▶ _PROMPT_
Find every line in the records below that contains the word "JSON", and copy each such line.

▶ _INPUT FOR THIS TASK_
+++++

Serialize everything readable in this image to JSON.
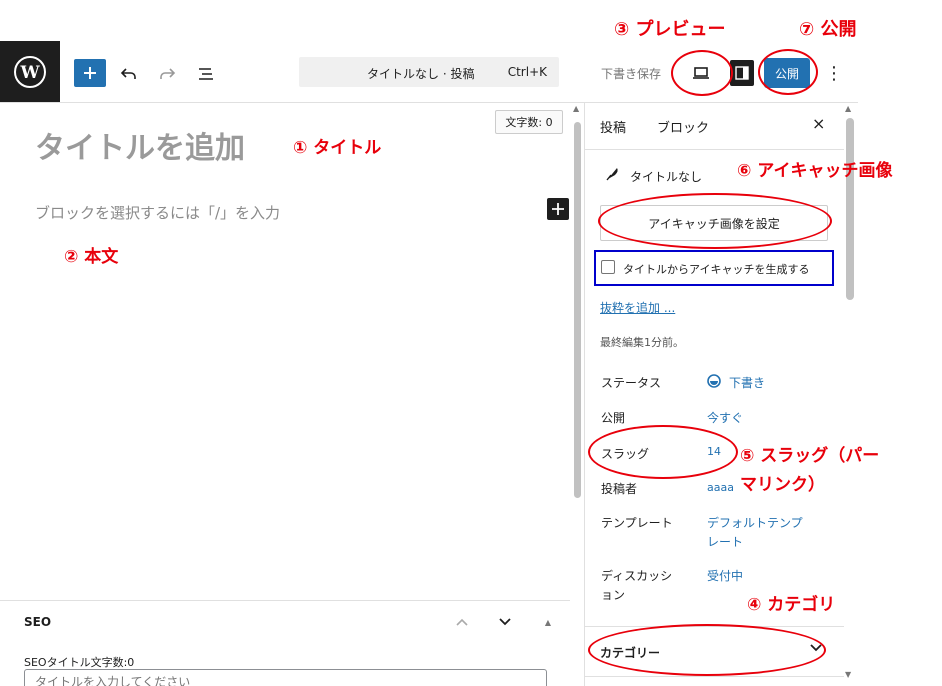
{
  "toolbar": {
    "doc_title": "タイトルなし · 投稿",
    "shortcut": "Ctrl+K",
    "save_draft": "下書き保存",
    "publish": "公開",
    "more": "⋮"
  },
  "editor": {
    "word_count": "文字数: 0",
    "title_placeholder": "タイトルを追加",
    "block_placeholder": "ブロックを選択するには「/」を入力"
  },
  "seo": {
    "title": "SEO",
    "title_count_label": "SEOタイトル文字数:0",
    "title_input_placeholder": "タイトルを入力してください"
  },
  "sidebar": {
    "tabs": [
      {
        "label": "投稿"
      },
      {
        "label": "ブロック"
      }
    ],
    "close": "×",
    "post_name": "タイトルなし",
    "set_featured_image": "アイキャッチ画像を設定",
    "generate_featured_from_title": "タイトルからアイキャッチを生成する",
    "add_excerpt": "抜粋を追加 ...",
    "last_edited": "最終編集1分前。",
    "meta": [
      {
        "label": "ステータス",
        "value": "下書き"
      },
      {
        "label": "公開",
        "value": "今すぐ"
      },
      {
        "label": "スラッグ",
        "value": "14"
      },
      {
        "label": "投稿者",
        "value": "aaaa"
      },
      {
        "label": "テンプレート",
        "value": "デフォルトテンプ\nレート"
      },
      {
        "label": "ディスカッシ\nョン",
        "value": "受付中"
      }
    ],
    "categories": "カテゴリー"
  },
  "annotations": {
    "title": "① タイトル",
    "body": "② 本文",
    "preview": "③ プレビュー",
    "category": "④ カテゴリ",
    "slug_line1": "⑤ スラッグ（パー",
    "slug_line2": "マリンク）",
    "featured": "⑥ アイキャッチ画像",
    "publish": "⑦ 公開"
  },
  "colors": {
    "accent": "#2271b1",
    "annotation": "#e8000b",
    "highlight_box": "#0000cc",
    "dark": "#1e1e1e"
  }
}
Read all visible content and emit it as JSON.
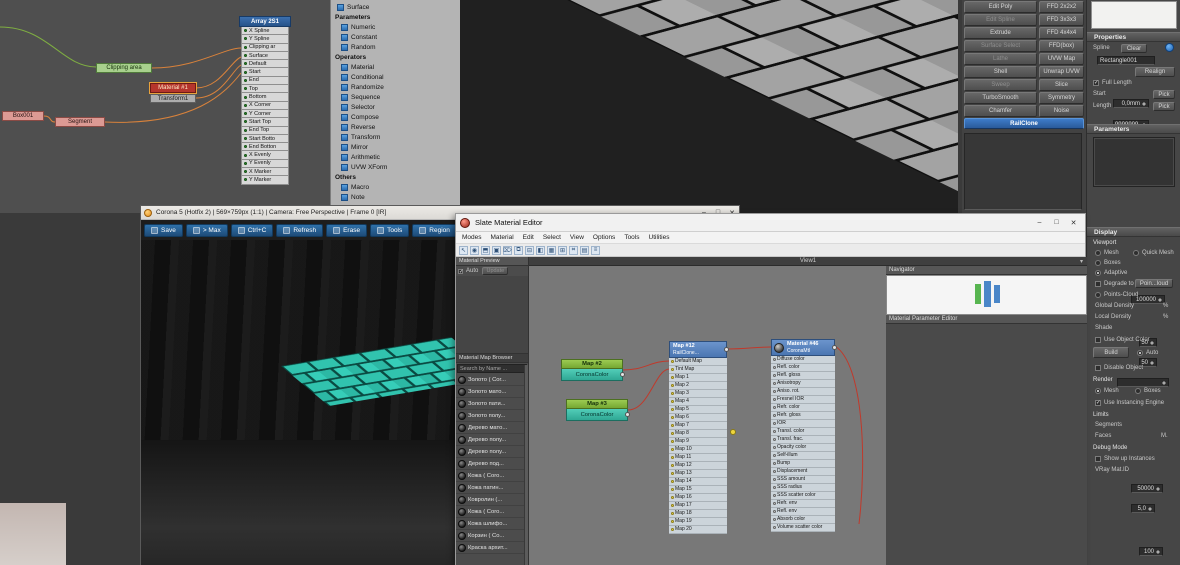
{
  "style_editor": {
    "array_node": {
      "title": "Array 2S1",
      "outputs": [
        "X Spline",
        "Y Spline",
        "Clipping ar",
        "Surface",
        "Default",
        "Start",
        "End",
        "Top",
        "Bottom",
        "X Corner",
        "Y Corner",
        "Start Top",
        "End Top",
        "Start Botto",
        "End Botton",
        "X Evenly",
        "Y Evenly",
        "X Marker",
        "Y Marker"
      ]
    },
    "clipping_node": "Clipping area",
    "material_node": "Material #1",
    "transform_node": "Transform1",
    "box_node": "Box001",
    "segment_node": "Segment",
    "palette": {
      "surface": "Surface",
      "groups": [
        {
          "label": "Parameters",
          "items": [
            "Numeric",
            "Constant",
            "Random"
          ]
        },
        {
          "label": "Operators",
          "items": [
            "Material",
            "Conditional",
            "Randomize",
            "Sequence",
            "Selector",
            "Compose",
            "Reverse",
            "Transform",
            "Mirror",
            "Arithmetic",
            "UVW XForm"
          ]
        },
        {
          "label": "Others",
          "items": [
            "Macro",
            "Note"
          ]
        }
      ]
    }
  },
  "modifier_panel": {
    "rows": [
      {
        "l": "Edit Poly",
        "r": "FFD 2x2x2"
      },
      {
        "l": "Edit Spline",
        "r": "FFD 3x3x3",
        "lcls": "dim"
      },
      {
        "l": "Extrude",
        "r": "FFD 4x4x4"
      },
      {
        "l": "Surface Select",
        "r": "FFD(box)",
        "lcls": "dim"
      },
      {
        "l": "Lathe",
        "r": "UVW Map",
        "lcls": "dim"
      },
      {
        "l": "Shell",
        "r": "Unwrap UVW"
      },
      {
        "l": "Sweep",
        "r": "Slice",
        "lcls": "dim"
      },
      {
        "l": "TurboSmooth",
        "r": "Symmetry"
      },
      {
        "l": "Chamfer",
        "r": "Noise"
      }
    ],
    "railclone": "RailClone"
  },
  "properties": {
    "title": "Properties",
    "spline": "Spline",
    "clear": "Clear",
    "spline_name": "Rectangle001",
    "realign": "Realign",
    "full_length": "Full Length",
    "start": "Start",
    "start_value": "0,0mm",
    "length": "Length",
    "length_value": "9999999,",
    "pick": "Pick",
    "parameters": "Parameters"
  },
  "display": {
    "title": "Display",
    "viewport": "Viewport",
    "mesh": "Mesh",
    "quick_mesh": "Quick Mesh",
    "boxes": "Boxes",
    "adaptive": "Adaptive",
    "adaptive_value": "100000",
    "degrade_to": "Degrade to",
    "degrade_btn": "Poin...loud",
    "points_cloud": "Points-Cloud",
    "global_density": "Global Density",
    "global_value": "50",
    "local_density": "Local Density",
    "local_value": "50",
    "percent": "%",
    "shade": "Shade",
    "use_object_color": "Use Object Color",
    "build": "Build",
    "auto": "Auto",
    "disable_object": "Disable Object",
    "render": "Render",
    "render_mesh": "Mesh",
    "render_boxes": "Boxes",
    "use_instancing": "Use Instancing Engine",
    "limits": "Limits",
    "segments": "Segments",
    "segments_value": "50000",
    "faces": "Faces",
    "faces_value": "5,0",
    "faces_unit": "M.",
    "debug": "Debug Mode",
    "show_instances": "Show up Instances",
    "vray": "VRay Mat.ID",
    "vray_value": "100"
  },
  "corona": {
    "title": "Corona 5 (Hotfix 2) | 569×759px (1:1) | Camera: Free Perspective | Frame 0 [IR]",
    "buttons": [
      "Save",
      "> Max",
      "Ctrl+C",
      "Refresh",
      "Erase",
      "Tools",
      "Region"
    ],
    "window_controls": {
      "min": "–",
      "max": "□",
      "close": "✕"
    }
  },
  "slate": {
    "title": "Slate Material Editor",
    "menus": [
      "Modes",
      "Material",
      "Edit",
      "Select",
      "View",
      "Options",
      "Tools",
      "Utilities"
    ],
    "toolbar_icons": [
      "↖",
      "◉",
      "⬒",
      "▣",
      "⌦",
      "⧉",
      "⊟",
      "◧",
      "▦",
      "⊞",
      "⌗",
      "▤",
      "≡"
    ],
    "preview_header": "Material Preview",
    "auto": "Auto",
    "update": "Update",
    "browser_header": "Material Map Browser",
    "search": "Search by Name ...",
    "materials": [
      "Золото ( Cor...",
      "Золото мато...",
      "Золото пати...",
      "Золото полу...",
      "Дерево мато...",
      "Дерево полу...",
      "Дерево полу...",
      "Дерево под...",
      "Кожа ( Coro...",
      "Кожа патин...",
      "Ковролин (...",
      "Кожа ( Coro...",
      "Кожа шлифо...",
      "Корзин ( Co...",
      "Краска архит..."
    ],
    "view_tab": "View1",
    "view_dropdown": "▾",
    "map2_name": "Map #2",
    "map2_type": "CoronaColor",
    "map3_name": "Map #3",
    "map3_type": "CoronaColor",
    "rc_name": "Map #12",
    "rc_type": "RailClone...",
    "rc_slots": [
      "Default Map",
      "Tint Map",
      "Map 1",
      "Map 2",
      "Map 3",
      "Map 4",
      "Map 5",
      "Map 6",
      "Map 7",
      "Map 8",
      "Map 9",
      "Map 10",
      "Map 11",
      "Map 12",
      "Map 13",
      "Map 14",
      "Map 15",
      "Map 16",
      "Map 17",
      "Map 18",
      "Map 19",
      "Map 20"
    ],
    "mtl_name": "Material #46",
    "mtl_type": "CoronaMtl",
    "mtl_slots": [
      "Diffuse color",
      "Refl. color",
      "Refl. gloss",
      "Anisotropy",
      "Aniso. rot.",
      "Fresnel IOR",
      "Refr. color",
      "Refr. gloss",
      "IOR",
      "Transl. color",
      "Transl. frac.",
      "Opacity color",
      "Self-illum",
      "Bump",
      "Displacement",
      "SSS amount",
      "SSS radius",
      "SSS scatter color",
      "Refr. env",
      "Refl. env",
      "Absorb color",
      "Volume scatter color"
    ],
    "navigator": "Navigator",
    "param_editor": "Material Parameter Editor",
    "window_controls": {
      "min": "–",
      "max": "□",
      "close": "✕"
    }
  }
}
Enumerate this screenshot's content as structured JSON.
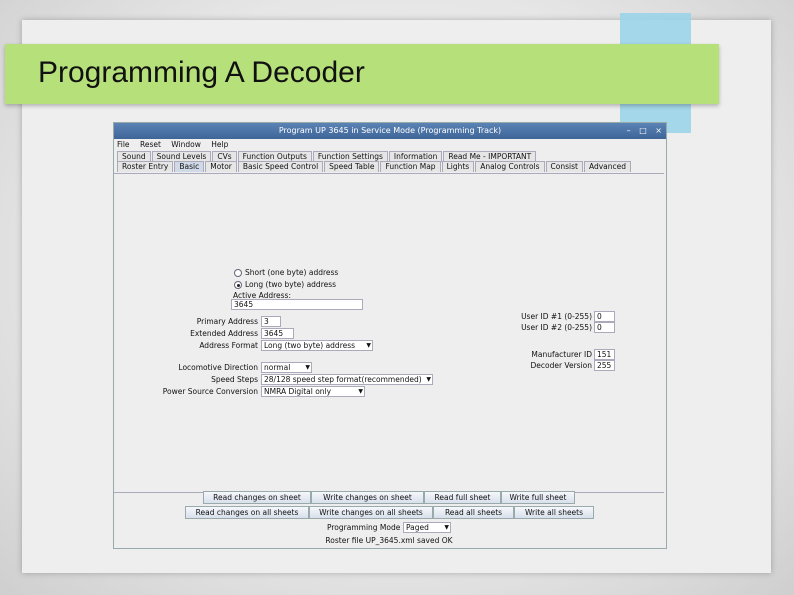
{
  "slide": {
    "title": "Programming A Decoder"
  },
  "window": {
    "title": "Program UP 3645 in Service Mode (Programming Track)",
    "controls": [
      "–",
      "□",
      "×"
    ]
  },
  "menu": [
    "File",
    "Reset",
    "Window",
    "Help"
  ],
  "tabs_row1": [
    "Sound",
    "Sound Levels",
    "CVs",
    "Function Outputs",
    "Function Settings",
    "Information",
    "Read Me - IMPORTANT"
  ],
  "tabs_row2": [
    "Roster Entry",
    "Basic",
    "Motor",
    "Basic Speed Control",
    "Speed Table",
    "Function Map",
    "Lights",
    "Analog Controls",
    "Consist",
    "Advanced"
  ],
  "basic": {
    "short_address_label": "Short (one byte) address",
    "long_address_label": "Long (two byte) address",
    "active_address_label": "Active Address:",
    "active_address_value": "3645",
    "primary_address_label": "Primary Address",
    "primary_address_value": "3",
    "extended_address_label": "Extended Address",
    "extended_address_value": "3645",
    "address_format_label": "Address Format",
    "address_format_value": "Long (two byte) address",
    "loco_direction_label": "Locomotive Direction",
    "loco_direction_value": "normal",
    "speed_steps_label": "Speed Steps",
    "speed_steps_value": "28/128 speed step format(recommended)",
    "power_source_label": "Power Source Conversion",
    "power_source_value": "NMRA Digital only",
    "user_id1_label": "User ID #1 (0-255)",
    "user_id1_value": "0",
    "user_id2_label": "User ID #2 (0-255)",
    "user_id2_value": "0",
    "manufacturer_label": "Manufacturer ID",
    "manufacturer_value": "151",
    "decoder_version_label": "Decoder Version",
    "decoder_version_value": "255"
  },
  "buttons_row1": [
    "Read changes on sheet",
    "Write changes on sheet",
    "Read full sheet",
    "Write full sheet"
  ],
  "buttons_row2": [
    "Read changes on all sheets",
    "Write changes on all sheets",
    "Read all sheets",
    "Write all sheets"
  ],
  "programming_mode_label": "Programming Mode",
  "programming_mode_value": "Paged",
  "status": "Roster file UP_3645.xml saved OK"
}
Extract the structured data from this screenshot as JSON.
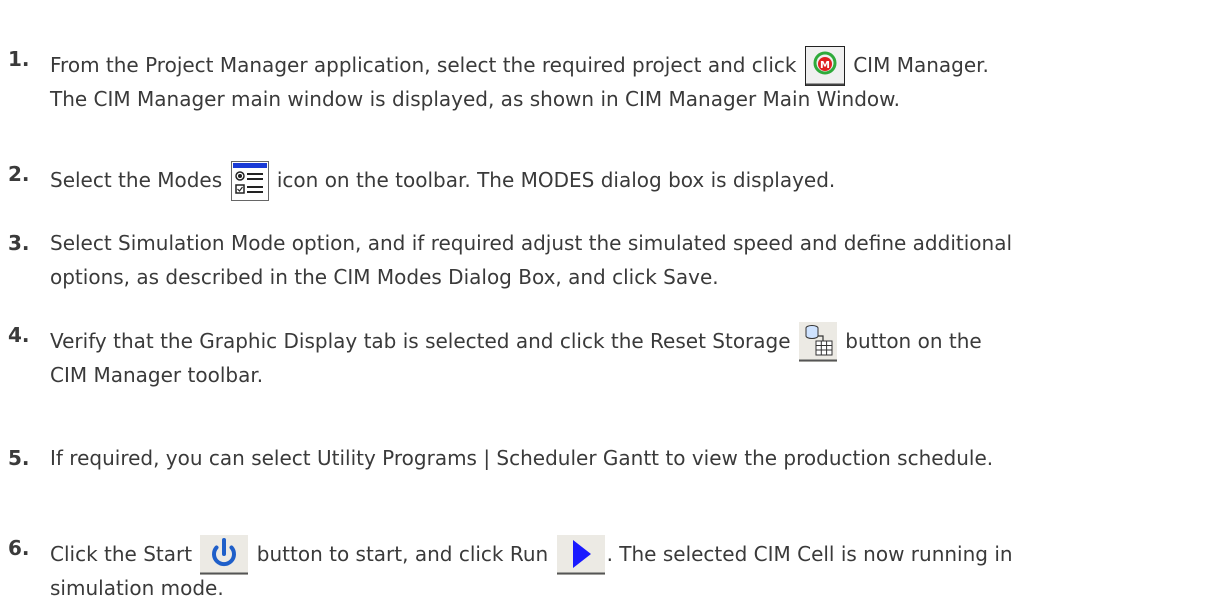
{
  "steps": [
    {
      "number": "1.",
      "text_a": "From the Project Manager application, select the required project and click",
      "icon": "cim-manager-icon",
      "text_b": "CIM Manager.",
      "line2": "The CIM Manager main window is displayed, as shown in CIM Manager Main Window."
    },
    {
      "number": "2.",
      "text_a": "Select the Modes",
      "icon": "modes-icon",
      "text_b": "icon on the toolbar. The MODES dialog box is displayed."
    },
    {
      "number": "3.",
      "line1": "Select Simulation Mode option, and if required adjust the simulated speed and define additional",
      "line2": "options, as described in the CIM Modes Dialog Box, and click Save."
    },
    {
      "number": "4.",
      "text_a": "Verify that the Graphic Display tab is selected and click the Reset Storage",
      "icon": "reset-storage-icon",
      "text_b": "button on the",
      "line2": "CIM Manager toolbar."
    },
    {
      "number": "5.",
      "line1": "If required, you can select Utility Programs | Scheduler Gantt to view the production schedule."
    },
    {
      "number": "6.",
      "text_a": "Click the Start",
      "icon_a": "start-power-icon",
      "text_b": "button to start, and click Run",
      "icon_b": "run-play-icon",
      "text_c": ". The selected CIM Cell is now running in",
      "line2": "simulation mode."
    }
  ],
  "colors": {
    "text": "#3a3a3a",
    "play_blue": "#1a1aff",
    "power_blue": "#1f5fc9"
  }
}
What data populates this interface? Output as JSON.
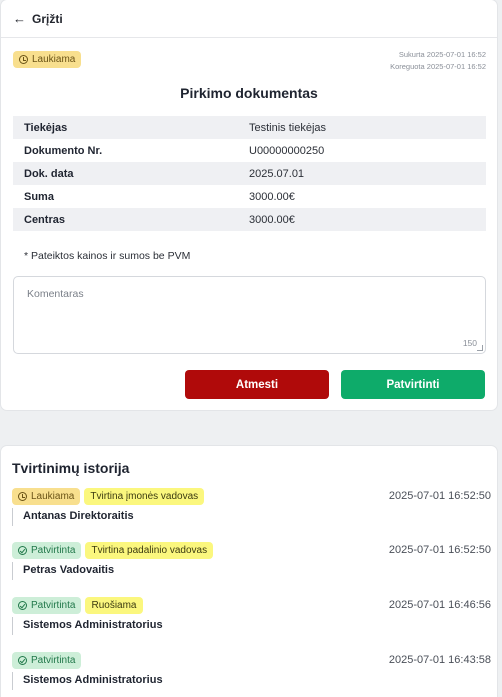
{
  "nav": {
    "back_label": "Grįžti"
  },
  "document": {
    "status": "Laukiama",
    "created": "Sukurta 2025-07-01 16:52",
    "edited": "Koreguota 2025-07-01 16:52",
    "title": "Pirkimo dokumentas",
    "fields": [
      {
        "label": "Tiekėjas",
        "value": "Testinis tiekėjas"
      },
      {
        "label": "Dokumento Nr.",
        "value": "U00000000250"
      },
      {
        "label": "Dok. data",
        "value": "2025.07.01"
      },
      {
        "label": "Suma",
        "value": "3000.00€"
      },
      {
        "label": "Centras",
        "value": "3000.00€"
      }
    ],
    "vat_note": "* Pateiktos kainos ir sumos be PVM"
  },
  "comment": {
    "placeholder": "Komentaras",
    "counter": "150"
  },
  "actions": {
    "reject_label": "Atmesti",
    "approve_label": "Patvirtinti"
  },
  "history": {
    "title": "Tvirtinimų istorija",
    "entries": [
      {
        "status": "Laukiama",
        "step": "Tvirtina įmonės vadovas",
        "time": "2025-07-01 16:52:50",
        "user": "Antanas Direktoraitis"
      },
      {
        "status": "Patvirtinta",
        "step": "Tvirtina padalinio vadovas",
        "time": "2025-07-01 16:52:50",
        "user": "Petras Vadovaitis"
      },
      {
        "status": "Patvirtinta",
        "step": "Ruošiama",
        "time": "2025-07-01 16:46:56",
        "user": "Sistemos Administratorius"
      },
      {
        "status": "Patvirtinta",
        "step": "",
        "time": "2025-07-01 16:43:58",
        "user": "Sistemos Administratorius"
      }
    ]
  },
  "colors": {
    "pending_badge": "#f8df8e",
    "approved_badge": "#cdeed8",
    "step_badge": "#fbf77e",
    "reject_button": "#b00a0a",
    "approve_button": "#0eab6a"
  }
}
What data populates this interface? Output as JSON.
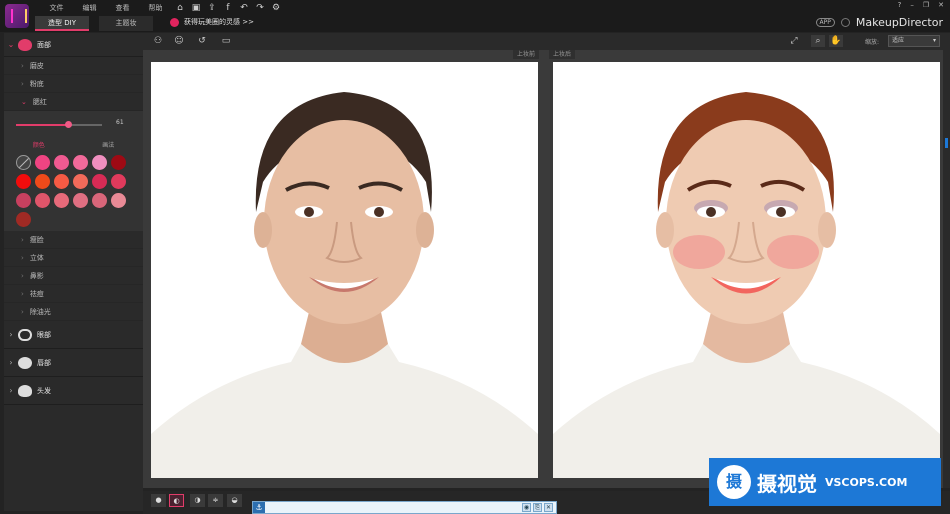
{
  "menu": [
    "文件",
    "编辑",
    "查看",
    "帮助"
  ],
  "mode_tabs": [
    {
      "label": "造型 DIY",
      "active": true
    },
    {
      "label": "主题妆",
      "active": false
    }
  ],
  "promo_text": "获得玩美圈的灵感 >>",
  "brand": {
    "app_badge": "APP",
    "name": "MakeupDirector"
  },
  "window_controls": [
    "?",
    "–",
    "❐",
    "✕"
  ],
  "left_panel": {
    "face_label": "面部",
    "face_items_before": [
      "磨皮",
      "粉底"
    ],
    "blush_label": "腮红",
    "blush_value": "61",
    "blush_level_percent": 61,
    "blush_tabs": [
      "颜色",
      "画法"
    ],
    "swatch_colors": [
      "none",
      "#f04482",
      "#f05a91",
      "#f26a9a",
      "#ef8fbf",
      "#9e0a14",
      "#f20c0c",
      "#f04a1a",
      "#f65a44",
      "#f26a5a",
      "#d72b55",
      "#e03a5c",
      "#c8405f",
      "#e0556a",
      "#e76a7a",
      "#e06f82",
      "#d9667a",
      "#e98a96",
      "#a02a24"
    ],
    "face_items_after": [
      "瘦脸",
      "立体",
      "鼻影",
      "祛痘",
      "除油光"
    ],
    "eye_label": "眼部",
    "lip_label": "唇部",
    "hair_label": "头发"
  },
  "toolbar": {
    "zoom_label": "缩放:",
    "zoom_value": "适应"
  },
  "view": {
    "before_label": "上妆前",
    "after_label": "上妆后"
  },
  "watermark": {
    "logo": "摄",
    "text": "摄视觉",
    "site": "VSCOPS.COM"
  }
}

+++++

▶ _FINISHED EXERCISE_
Serialize everything readable in this image to JSON.
Read all visible content and emit it as JSON.
Enumerate this screenshot's content as structured JSON.
Extract the structured data from this screenshot as JSON.
What data populates this interface? Output as JSON.
What data populates this interface? Output as JSON.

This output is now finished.